Given data
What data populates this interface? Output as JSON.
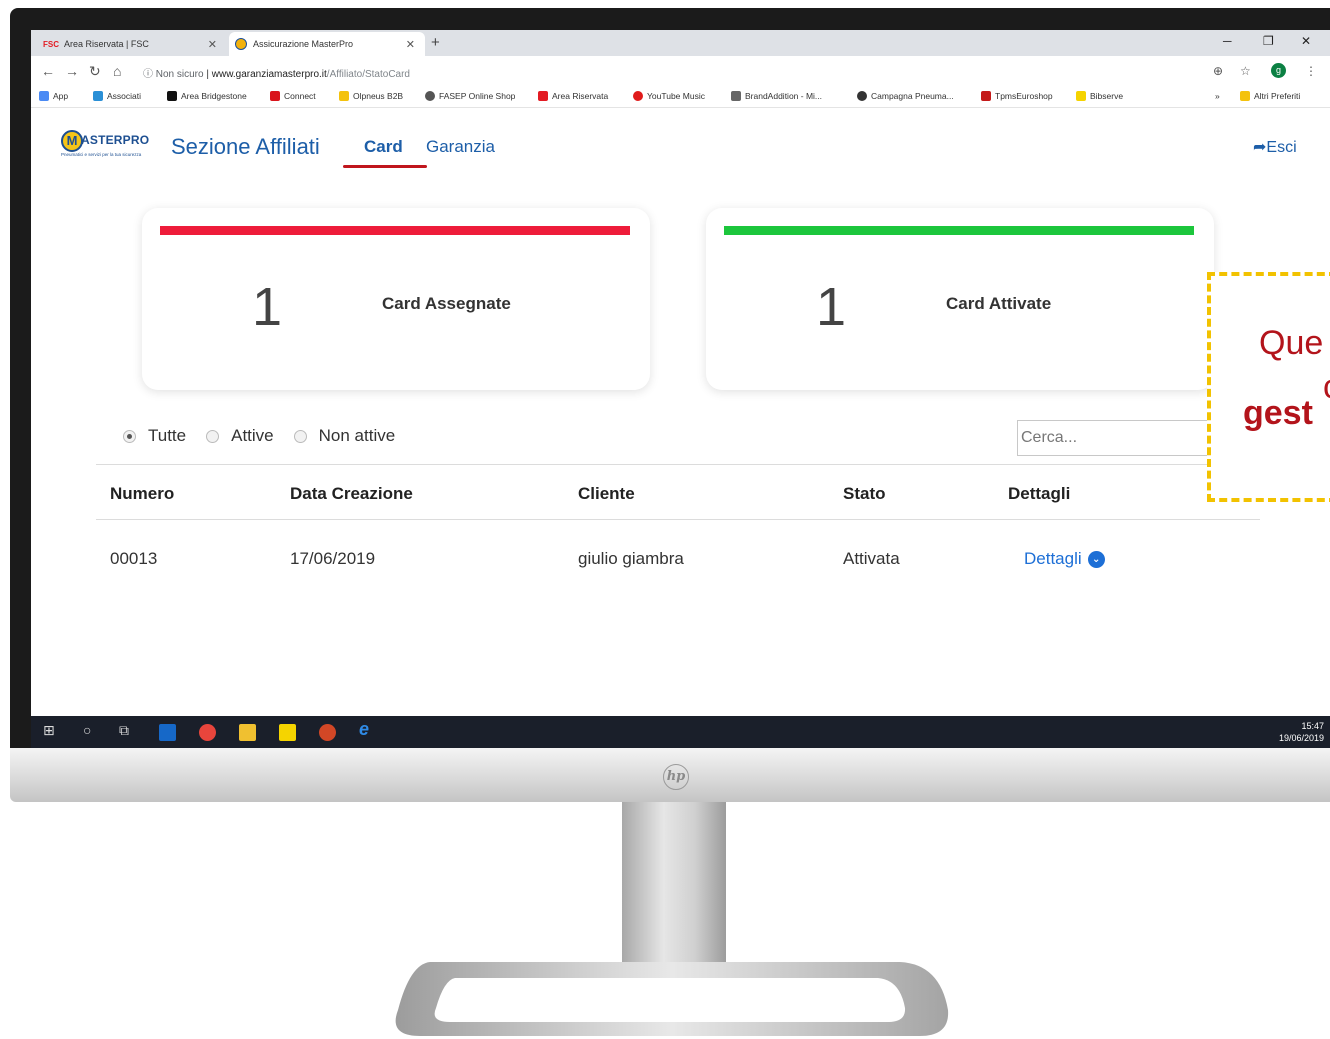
{
  "browser": {
    "tabs": [
      {
        "favicon": "FSC",
        "title": "Area Riservata | FSC",
        "active": false
      },
      {
        "favicon": "masterpro-icon",
        "title": "Assicurazione MasterPro",
        "active": true
      }
    ],
    "new_tab": "+",
    "address": {
      "security": "ⓘ Non sicuro",
      "separator": "|",
      "host": "www.garanziamasterpro.it",
      "path": "/Affiliato/StatoCard"
    },
    "profile_initial": "g",
    "bookmarks": [
      {
        "label": "App",
        "icon": "apps-grid-icon"
      },
      {
        "label": "Associati",
        "icon": "associati-icon"
      },
      {
        "label": "Area Bridgestone",
        "icon": "bridgestone-icon"
      },
      {
        "label": "Connect",
        "icon": "firestone-icon"
      },
      {
        "label": "Olpneus B2B",
        "icon": "olpneus-icon"
      },
      {
        "label": "FASEP Online Shop",
        "icon": "fasep-icon"
      },
      {
        "label": "Area Riservata",
        "icon": "fsc-icon"
      },
      {
        "label": "YouTube Music",
        "icon": "youtube-music-icon"
      },
      {
        "label": "BrandAddition - Mi...",
        "icon": "brandaddition-icon"
      },
      {
        "label": "Campagna Pneuma...",
        "icon": "campagna-icon"
      },
      {
        "label": "TpmsEuroshop",
        "icon": "tpms-icon"
      },
      {
        "label": "Bibserve",
        "icon": "bibserve-icon"
      }
    ],
    "more_bookmarks": "»",
    "other_bookmarks": "Altri Preferiti"
  },
  "page": {
    "logo": {
      "m": "M",
      "text": "ASTERPRO",
      "tagline": "Pneumatici e servizi per la tua sicurezza"
    },
    "section_title": "Sezione Affiliati",
    "nav": [
      {
        "label": "Card",
        "active": true
      },
      {
        "label": "Garanzia",
        "active": false
      }
    ],
    "logout": "Esci",
    "stats": [
      {
        "value": "1",
        "label": "Card Assegnate",
        "color": "#ee1c3a"
      },
      {
        "value": "1",
        "label": "Card Attivate",
        "color": "#1cc63c"
      }
    ],
    "filters": [
      {
        "label": "Tutte",
        "checked": true
      },
      {
        "label": "Attive",
        "checked": false
      },
      {
        "label": "Non attive",
        "checked": false
      }
    ],
    "search_placeholder": "Cerca...",
    "table": {
      "headers": [
        "Numero",
        "Data Creazione",
        "Cliente",
        "Stato",
        "Dettagli"
      ],
      "rows": [
        {
          "numero": "00013",
          "data": "17/06/2019",
          "cliente": "giulio giambra",
          "stato": "Attivata",
          "dettagli": "Dettagli"
        }
      ]
    }
  },
  "taskbar": {
    "time": "15:47",
    "date": "19/06/2019"
  },
  "callout": {
    "line1": "Que",
    "line2": "c",
    "line3": "gest",
    "border_color": "#f2c200",
    "text_color": "#b3141b"
  }
}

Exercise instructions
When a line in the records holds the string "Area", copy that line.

Problem solution
        "title": "Area Riservata | FSC",
        "label": "Area Bridgestone",
        "label": "Area Riservata",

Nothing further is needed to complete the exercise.